2. Industrial users stand to benefit in several ways. The tools around the characterisation and development of novel antimicrobials and metagenomics are of wide interest to industrial beneficiaries as these tools will be invaluable for the identification of new targets and the rational design of probiotic treatments for the prevention of microbial disease in farmed animals. Industrial users will also benefit from the tools and data that the infrastructure will make available. These will allow the rapid contextualisation and characterisation of bacteria of industrial importance (for example in product spoilage), information that can then be used to design interventions or better optimise preservative selection.

3. Commercial beneficiaries include sequencing companies, computer companies and private laboratories, who stand to benefit from increased demand for their products and opportunities for innovation and spread of best practice (NB: both Solexa and Oxford Nanopore Sequencing were developed within the UK, with benefits to our economy).

4. Anyone planning a large cloud-based computing project will be able to draw on the example and precedent we set here.

5. Policy makers, who will benefit from grounding their public policy and legislation, e.g. on food safety or pandemic preparedness, on a more solid understanding of bacterial evolution, epidemiology, population genetics and taxonomy. .

6. The wider public will benefit from the positive impacts on food security, reduced preservative use, and increased profitability of UK companies, resulting in stronger tax revenues for the UK.

This work will also make a decisive contribution through employment and training to enhancing the professional and research skills base of the United Kingdom, contributing to the development of the knowledge economy through the training of undergraduates and postgraduates in data intensive research techniques, using the common CLIMB-BIG-DATA platform.
Description ARTICnetwork and CLIMB-BIG-DATA joint workshop on COVID-19 data analysis 
Form Of Engagement Activity Participation in an activity, workshop or similar
Part Of Official Scheme? No
Geographic Reach International
Primary Audience Postgraduate students
Results and Impact 130 participants attended this workshop about COVID-19 data analysis using the ARTIC pipeline.
-66% of participants reported the workshop and the use of the ARTIC pipeline will improve their research scale or scope
-100% of participants considered the workshop relevant or extremely relevant
-90% of participants will be sharing the training/info with colleagues
-100% of participants would be very (22%) or extremely (78%) interested in other workshops like this one
Year(s) Of Engagement Activity 2021
Description CLIMB-BIG-DATA Online Bioinformatics Workshop 
Form Of Engagement Activity Participation in an activity, workshop or similar
Part Of Official Scheme? No
Geographic Reach National
Primary Audience Postgraduate students
Results and Impact 20 participants from 5 UK institutions attended the workshop.
Learning objectives
-Understand that most bioinformatics files are simple text files with a specific format
-Understand how to interact with a Command Line Interface
-Understand the client/server model
-Understand filesystem paths
-Learn how to login to a remote Unix server (ssh)
-Learn how to navigate and manipulate the filesystem (pwd, cd, ls, mkdir)
-Learn how to extract information from text files (cat, head, tail, grep, cut, sort ...)
-Learn to redirect STDOUT/STDERR / how to create simple pipes
-Learn how to use the Miniconda package manager to install a program (spades)
-Learn how to run a bioinformatics program and inspect its output

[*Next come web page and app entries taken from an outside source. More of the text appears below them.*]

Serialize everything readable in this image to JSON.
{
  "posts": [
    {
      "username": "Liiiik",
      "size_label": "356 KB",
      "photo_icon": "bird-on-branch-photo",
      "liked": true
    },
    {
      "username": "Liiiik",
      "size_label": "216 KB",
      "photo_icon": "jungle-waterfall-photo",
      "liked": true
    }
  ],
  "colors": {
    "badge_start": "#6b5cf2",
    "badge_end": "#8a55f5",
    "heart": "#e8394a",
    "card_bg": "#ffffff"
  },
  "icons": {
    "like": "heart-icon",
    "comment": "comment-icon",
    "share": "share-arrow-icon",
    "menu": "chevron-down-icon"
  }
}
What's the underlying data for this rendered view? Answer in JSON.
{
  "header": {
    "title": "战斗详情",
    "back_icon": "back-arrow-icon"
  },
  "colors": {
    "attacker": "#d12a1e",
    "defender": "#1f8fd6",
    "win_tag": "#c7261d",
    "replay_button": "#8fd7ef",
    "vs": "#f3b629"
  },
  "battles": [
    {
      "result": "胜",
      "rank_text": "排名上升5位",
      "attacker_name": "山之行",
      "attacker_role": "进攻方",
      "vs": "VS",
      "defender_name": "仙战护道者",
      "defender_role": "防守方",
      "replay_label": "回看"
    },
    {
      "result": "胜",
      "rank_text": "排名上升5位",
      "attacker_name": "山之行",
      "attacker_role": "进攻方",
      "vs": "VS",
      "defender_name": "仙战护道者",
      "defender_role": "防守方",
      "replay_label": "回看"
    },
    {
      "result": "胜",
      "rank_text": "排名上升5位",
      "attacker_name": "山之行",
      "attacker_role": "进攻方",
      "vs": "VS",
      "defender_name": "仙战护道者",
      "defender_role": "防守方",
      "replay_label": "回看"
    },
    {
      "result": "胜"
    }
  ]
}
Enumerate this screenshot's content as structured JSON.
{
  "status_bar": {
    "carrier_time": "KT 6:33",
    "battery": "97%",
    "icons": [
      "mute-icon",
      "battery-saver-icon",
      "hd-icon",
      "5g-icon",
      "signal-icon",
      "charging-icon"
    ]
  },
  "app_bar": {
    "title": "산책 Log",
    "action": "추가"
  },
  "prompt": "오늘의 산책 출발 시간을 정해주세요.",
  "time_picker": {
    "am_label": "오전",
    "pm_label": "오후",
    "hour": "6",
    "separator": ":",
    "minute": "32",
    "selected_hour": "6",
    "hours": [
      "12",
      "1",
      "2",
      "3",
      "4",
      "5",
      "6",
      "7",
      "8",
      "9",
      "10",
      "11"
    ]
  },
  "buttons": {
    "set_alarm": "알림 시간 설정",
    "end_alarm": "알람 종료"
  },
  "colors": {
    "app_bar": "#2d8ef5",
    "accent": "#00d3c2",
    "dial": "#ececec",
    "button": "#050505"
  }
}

-overall contribution of this workshop to their bioinformatics skill and knowledge was rated "very good
-46% of participants said the workshop and the use of the bioinformatics skills given by it would improve their research scale or scope significantly (38% moderately)
-100% of participants considered the workshop as relevant or extremely relevant
Year(s) Of Engagement Activity 2020